╭─ Input material
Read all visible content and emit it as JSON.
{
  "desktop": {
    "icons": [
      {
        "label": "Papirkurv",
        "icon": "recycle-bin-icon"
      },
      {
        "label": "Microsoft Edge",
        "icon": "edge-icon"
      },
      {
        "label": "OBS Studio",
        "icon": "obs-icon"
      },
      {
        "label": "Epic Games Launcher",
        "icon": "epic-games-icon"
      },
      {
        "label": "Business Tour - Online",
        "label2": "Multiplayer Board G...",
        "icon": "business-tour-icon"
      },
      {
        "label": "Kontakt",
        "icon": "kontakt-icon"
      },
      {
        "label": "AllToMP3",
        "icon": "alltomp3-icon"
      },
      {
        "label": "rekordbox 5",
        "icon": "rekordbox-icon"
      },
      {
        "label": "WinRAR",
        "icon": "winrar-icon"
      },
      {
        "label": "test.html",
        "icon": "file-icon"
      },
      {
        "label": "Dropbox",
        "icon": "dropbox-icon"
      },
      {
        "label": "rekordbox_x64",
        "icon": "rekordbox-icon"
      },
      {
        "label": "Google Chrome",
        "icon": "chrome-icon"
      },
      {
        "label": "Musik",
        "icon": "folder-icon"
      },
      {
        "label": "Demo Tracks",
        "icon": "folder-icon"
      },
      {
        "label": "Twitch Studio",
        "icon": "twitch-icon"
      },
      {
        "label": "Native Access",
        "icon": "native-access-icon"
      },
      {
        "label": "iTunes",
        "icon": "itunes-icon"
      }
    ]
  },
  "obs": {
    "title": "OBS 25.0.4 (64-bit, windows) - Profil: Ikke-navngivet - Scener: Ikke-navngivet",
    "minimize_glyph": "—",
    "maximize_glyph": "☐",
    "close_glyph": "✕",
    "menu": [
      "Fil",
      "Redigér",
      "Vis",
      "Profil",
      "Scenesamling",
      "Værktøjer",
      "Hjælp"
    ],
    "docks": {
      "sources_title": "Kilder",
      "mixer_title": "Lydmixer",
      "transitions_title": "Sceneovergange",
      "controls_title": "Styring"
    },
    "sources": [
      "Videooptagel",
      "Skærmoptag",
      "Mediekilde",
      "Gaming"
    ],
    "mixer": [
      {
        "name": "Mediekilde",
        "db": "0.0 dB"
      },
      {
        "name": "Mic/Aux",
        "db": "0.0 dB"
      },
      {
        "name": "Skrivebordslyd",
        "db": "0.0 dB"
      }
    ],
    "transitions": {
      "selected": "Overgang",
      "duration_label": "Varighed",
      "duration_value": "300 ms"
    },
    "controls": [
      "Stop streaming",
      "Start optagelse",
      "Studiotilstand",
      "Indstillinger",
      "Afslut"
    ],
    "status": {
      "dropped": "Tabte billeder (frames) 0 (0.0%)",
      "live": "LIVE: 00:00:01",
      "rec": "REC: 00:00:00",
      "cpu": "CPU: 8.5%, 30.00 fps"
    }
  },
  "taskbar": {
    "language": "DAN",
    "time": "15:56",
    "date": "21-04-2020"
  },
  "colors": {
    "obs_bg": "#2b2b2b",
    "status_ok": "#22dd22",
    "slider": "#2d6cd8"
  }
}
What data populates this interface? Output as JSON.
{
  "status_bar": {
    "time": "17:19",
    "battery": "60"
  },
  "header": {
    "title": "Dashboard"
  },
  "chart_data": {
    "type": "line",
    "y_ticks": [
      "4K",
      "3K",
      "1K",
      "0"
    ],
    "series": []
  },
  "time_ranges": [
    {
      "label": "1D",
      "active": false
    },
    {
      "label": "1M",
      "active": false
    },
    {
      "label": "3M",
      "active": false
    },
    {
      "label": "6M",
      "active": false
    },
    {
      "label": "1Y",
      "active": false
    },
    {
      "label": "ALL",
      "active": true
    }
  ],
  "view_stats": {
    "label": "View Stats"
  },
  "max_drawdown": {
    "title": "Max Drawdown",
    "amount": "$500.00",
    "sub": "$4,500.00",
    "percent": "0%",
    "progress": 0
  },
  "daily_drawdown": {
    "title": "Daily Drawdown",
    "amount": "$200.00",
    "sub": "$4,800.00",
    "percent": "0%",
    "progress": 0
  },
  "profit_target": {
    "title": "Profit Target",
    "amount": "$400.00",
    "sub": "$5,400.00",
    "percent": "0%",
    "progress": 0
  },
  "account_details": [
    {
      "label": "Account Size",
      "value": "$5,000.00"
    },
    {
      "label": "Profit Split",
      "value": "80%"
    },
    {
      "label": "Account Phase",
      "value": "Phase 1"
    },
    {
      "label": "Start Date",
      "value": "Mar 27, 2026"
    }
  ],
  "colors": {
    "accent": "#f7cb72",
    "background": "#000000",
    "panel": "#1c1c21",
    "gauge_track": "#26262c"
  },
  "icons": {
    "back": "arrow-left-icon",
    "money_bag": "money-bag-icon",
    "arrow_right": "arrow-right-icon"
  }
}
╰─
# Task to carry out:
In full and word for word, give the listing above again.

# Exercise output:
Read all visible content and emit it as JSON.
{
  "desktop": {
    "icons": [
      {
        "label": "Papirkurv",
        "icon": "recycle-bin-icon"
      },
      {
        "label": "Microsoft Edge",
        "icon": "edge-icon"
      },
      {
        "label": "OBS Studio",
        "icon": "obs-icon"
      },
      {
        "label": "Epic Games Launcher",
        "icon": "epic-games-icon"
      },
      {
        "label": "Business Tour - Online",
        "label2": "Multiplayer Board G...",
        "icon": "business-tour-icon"
      },
      {
        "label": "Kontakt",
        "icon": "kontakt-icon"
      },
      {
        "label": "AllToMP3",
        "icon": "alltomp3-icon"
      },
      {
        "label": "rekordbox 5",
        "icon": "rekordbox-icon"
      },
      {
        "label": "WinRAR",
        "icon": "winrar-icon"
      },
      {
        "label": "test.html",
        "icon": "file-icon"
      },
      {
        "label": "Dropbox",
        "icon": "dropbox-icon"
      },
      {
        "label": "rekordbox_x64",
        "icon": "rekordbox-icon"
      },
      {
        "label": "Google Chrome",
        "icon": "chrome-icon"
      },
      {
        "label": "Musik",
        "icon": "folder-icon"
      },
      {
        "label": "Demo Tracks",
        "icon": "folder-icon"
      },
      {
        "label": "Twitch Studio",
        "icon": "twitch-icon"
      },
      {
        "label": "Native Access",
        "icon": "native-access-icon"
      },
      {
        "label": "iTunes",
        "icon": "itunes-icon"
      }
    ]
  },
  "obs": {
    "title": "OBS 25.0.4 (64-bit, windows) - Profil: Ikke-navngivet - Scener: Ikke-navngivet",
    "minimize_glyph": "—",
    "maximize_glyph": "☐",
    "close_glyph": "✕",
    "menu": [
      "Fil",
      "Redigér",
      "Vis",
      "Profil",
      "Scenesamling",
      "Værktøjer",
      "Hjælp"
    ],
    "docks": {
      "sources_title": "Kilder",
      "mixer_title": "Lydmixer",
      "transitions_title": "Sceneovergange",
      "controls_title": "Styring"
    },
    "sources": [
      "Videooptagel",
      "Skærmoptag",
      "Mediekilde",
      "Gaming"
    ],
    "mixer": [
      {
        "name": "Mediekilde",
        "db": "0.0 dB"
      },
      {
        "name": "Mic/Aux",
        "db": "0.0 dB"
      },
      {
        "name": "Skrivebordslyd",
        "db": "0.0 dB"
      }
    ],
    "transitions": {
      "selected": "Overgang",
      "duration_label": "Varighed",
      "duration_value": "300 ms"
    },
    "controls": [
      "Stop streaming",
      "Start optagelse",
      "Studiotilstand",
      "Indstillinger",
      "Afslut"
    ],
    "status": {
      "dropped": "Tabte billeder (frames) 0 (0.0%)",
      "live": "LIVE: 00:00:01",
      "rec": "REC: 00:00:00",
      "cpu": "CPU: 8.5%, 30.00 fps"
    }
  },
  "taskbar": {
    "language": "DAN",
    "time": "15:56",
    "date": "21-04-2020"
  },
  "colors": {
    "obs_bg": "#2b2b2b",
    "status_ok": "#22dd22",
    "slider": "#2d6cd8"
  }
}
What data populates this interface? Output as JSON.
{
  "status_bar": {
    "time": "17:19",
    "battery": "60"
  },
  "header": {
    "title": "Dashboard"
  },
  "chart_data": {
    "type": "line",
    "y_ticks": [
      "4K",
      "3K",
      "1K",
      "0"
    ],
    "series": []
  },
  "time_ranges": [
    {
      "label": "1D",
      "active": false
    },
    {
      "label": "1M",
      "active": false
    },
    {
      "label": "3M",
      "active": false
    },
    {
      "label": "6M",
      "active": false
    },
    {
      "label": "1Y",
      "active": false
    },
    {
      "label": "ALL",
      "active": true
    }
  ],
  "view_stats": {
    "label": "View Stats"
  },
  "max_drawdown": {
    "title": "Max Drawdown",
    "amount": "$500.00",
    "sub": "$4,500.00",
    "percent": "0%",
    "progress": 0
  },
  "daily_drawdown": {
    "title": "Daily Drawdown",
    "amount": "$200.00",
    "sub": "$4,800.00",
    "percent": "0%",
    "progress": 0
  },
  "profit_target": {
    "title": "Profit Target",
    "amount": "$400.00",
    "sub": "$5,400.00",
    "percent": "0%",
    "progress": 0
  },
  "account_details": [
    {
      "label": "Account Size",
      "value": "$5,000.00"
    },
    {
      "label": "Profit Split",
      "value": "80%"
    },
    {
      "label": "Account Phase",
      "value": "Phase 1"
    },
    {
      "label": "Start Date",
      "value": "Mar 27, 2026"
    }
  ],
  "colors": {
    "accent": "#f7cb72",
    "background": "#000000",
    "panel": "#1c1c21",
    "gauge_track": "#26262c"
  },
  "icons": {
    "back": "arrow-left-icon",
    "money_bag": "money-bag-icon",
    "arrow_right": "arrow-right-icon"
  }
}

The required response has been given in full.